Unfortunately, too many motorists tend to ignore the alert if the car still seems to be operating normally. The prudent course of action if the light stays on is, of course, to make an appointment to take the vehicle to a technician to have the problem evaluated before it turns into something that’s far costlier to fix.
The most expensive check engine-related repair in CarMD’s database is a complete engine replacement at a whopping $7,150. Other budget-busting fixes include replacing the electronic power steering control unit ($5,201), the transmission and torque converter ($5,051), the audio and visual control unit ($4,293) and a hybrid-vehicle’s battery pack ($4,149). On the plus side, these repairs combined only account for less than one half of one percent of all repairs reported by CarMD’s network of technicians.
Here are the 10 most reliable used vehicles that required the fewest check engine light-related trips to the repair shop, auto-parts store, or a new-car dealer’s service department over a 12-month period:
- 2017 Honda CR-V
- 2017 Subaru Outback
- 2016 Lexus NX
- 2017 Subaru Legacy
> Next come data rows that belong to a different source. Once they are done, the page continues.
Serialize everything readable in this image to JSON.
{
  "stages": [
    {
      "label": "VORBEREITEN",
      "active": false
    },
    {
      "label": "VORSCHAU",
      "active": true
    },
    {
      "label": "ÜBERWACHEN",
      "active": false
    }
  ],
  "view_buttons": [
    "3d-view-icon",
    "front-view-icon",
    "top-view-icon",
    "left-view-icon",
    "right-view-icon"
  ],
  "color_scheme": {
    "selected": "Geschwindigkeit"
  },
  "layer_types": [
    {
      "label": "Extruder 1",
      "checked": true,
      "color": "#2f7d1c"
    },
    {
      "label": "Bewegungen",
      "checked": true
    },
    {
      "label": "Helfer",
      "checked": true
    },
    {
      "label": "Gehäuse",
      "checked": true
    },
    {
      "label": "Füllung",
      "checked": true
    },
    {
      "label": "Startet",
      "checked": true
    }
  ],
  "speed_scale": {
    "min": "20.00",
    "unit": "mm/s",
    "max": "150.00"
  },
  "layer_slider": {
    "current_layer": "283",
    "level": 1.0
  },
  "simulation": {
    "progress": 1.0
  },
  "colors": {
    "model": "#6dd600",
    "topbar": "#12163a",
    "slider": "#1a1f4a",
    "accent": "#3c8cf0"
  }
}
- 2017 Honda Civic
- 2017 Honda HR-V
- 2015 Lexus NX
- 2016 Subaru Forester
- 2015 Acura MDX
- 2015 Acura RDX
And these are the 10 models found to have the lowest average repair costs when the check engine light: stays on:
- 2017 Subaru Outback ($60)
- 2016 Toyota Prius ($67)
- 2017 Hyundai Tucson ($79)
- 2017 Kia Soul ($82)
- 2016 Mercedes-Benz C-Class ($85)
- 2017 Toyota Prius ($85)
- 2017 Subaru Legacy ($86)
- 2015 Mercedes-Benz ML-Class ($100)
- 2016 Kia Forte ($107)
You can read CarMD.com’s full 2019 Vehicle Health Index, which further cites top models by category here. The website also provides free maintenance reports for specific years, makes and models that can reveal upcoming maintenance required, common check engine light problems, open recalls, and other relevant information.